Last month, I noticed that Oyster Cracker was not herself. She seemed to be under the weather and not herself. She was almost 6 years old and has had bad days since Sunshine passed almost 6 months ago. The first clue that something was wrong was that she did not roost with the others in her usual spot. She tried to sleep in the nesting box. The next night she ended up on the lower roost where no one sleeps. She was just off. By the next morning, I decided that I needed to do some detective work. So, I set out to figure out just what was wrong. As a chicken keeper, there are lots of things that you can do to help determine what might be wrong with your chicken. I also realized that writing a post on how to examine a chicken might be useful for others.
Tilly doesn’t feel good. To begin with, she is not her typical self. She has been broody for the last week and a half. Even though she is eating and moving her bowel normally, she just seems so sad. She is not giddy. She is not running around telling everyone she is the boss. Yet the worst part for me is that she has stopped “talking”. Tilly is my talker. She talks non-stop. She narrates her every move. She tells us a play by play account when she is laying her egg. She carries on long and purposeful conversations with the others. She talks when she eats and drinks and I even hear her say goodnight at dusk. Now, she is suddenly quiet.
Every morning when I let the girls out, I always watch them for a few minutes. Mostly to make sure everyone is feeling good, happy and acting themselves. I pick each of them up almost on a daily basis. Just to check-in. About 2 months ago, Tilly was not acting her normal self.
Tilly seemed sad. Her head and tail were both down. She was sluggish and not pecking at the ground like everyone else. I continued to watch her for a few days and she became worse. She started sneezing, breathing like she had something stuck in her throat and had a runny nose. Tilly was definitely ill and not getting better. I became worried for a few reasons. First, she was our head hen. We like her in that order. She keeps the girls calm and when she free ranges, she never goes too far away from the coop. Second, she was just a baby. She had so much more life to live. Third, we were raising them entirely organically. This meant no medications. Fourth, she was a beloved pet.
Initally I read all my chicken references on hand. The diagnosis was still unclear. Cape Cod being small and rather rural, I was unsure that I could even locate a veterinarian with chicken experience. After making a few phone calls, I was able to reach a vet that does treat birds and has started to spread over into the realm of chickens. She was about a half hour away.
I caught Tilly, and put her in a Pampers box. She was quiet the entire way. While checking in and waiting in the waiting room, she only wanted to be held in my lap. She nuzzled into my arm and closed her eyes. This was not my Tilly. Finally, we saw the vet. After her exam, it was not entirely clear as to what was going on. Therefore, the vet decided to deworm the entire flock and give Tilly an antibiotic for a respiratory infection.
Tilly was on the antibiotic for 5 days. By day 4 she seemed to be getting better. Afterwards though, I noticed that her crop became rather enlarged, soft and squishy. After extensive internet research, I figured out that Tilly developed a sour crop from the antibiotics she was on for her respiratory infection. I subsequently treated her with Nystatin for 10 days.

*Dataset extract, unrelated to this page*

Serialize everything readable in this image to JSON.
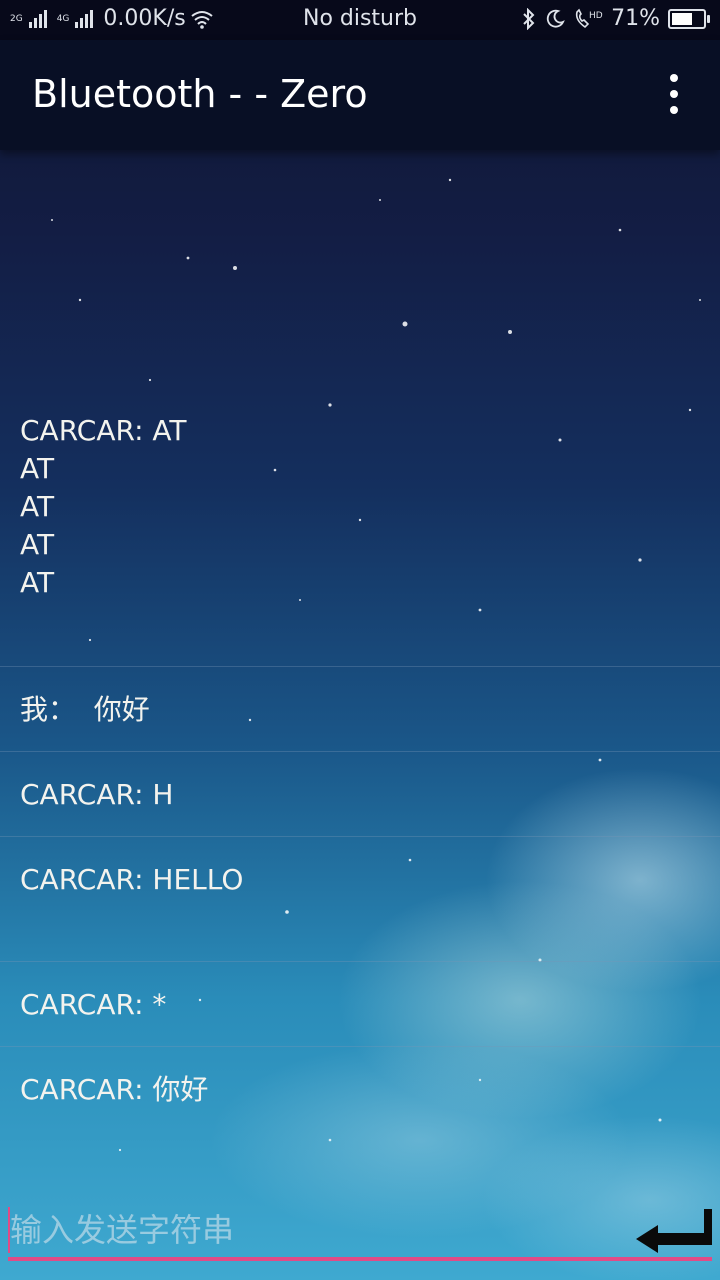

Tilly’s crop was distended for about 1 month. It has since then made a full recovery. This is the point at which I started giving the chickens the weekly yogurt and adding apple cider vinegar to their water supply. I feel that both are adding to the overall digestive health of our chickens.
What about raising the chickens entirely organically? Well sometimes life takes those unexpected turns for the worse. If I hadn’t given her the antibiotics which did violate organic chicken raising, then we would not have Tilly. The antibiotics saved Tilly for that I am sure. We still have our chickens on an organic feed. So our eggs will have an organic component. I’m just glad that Tilly is still with us.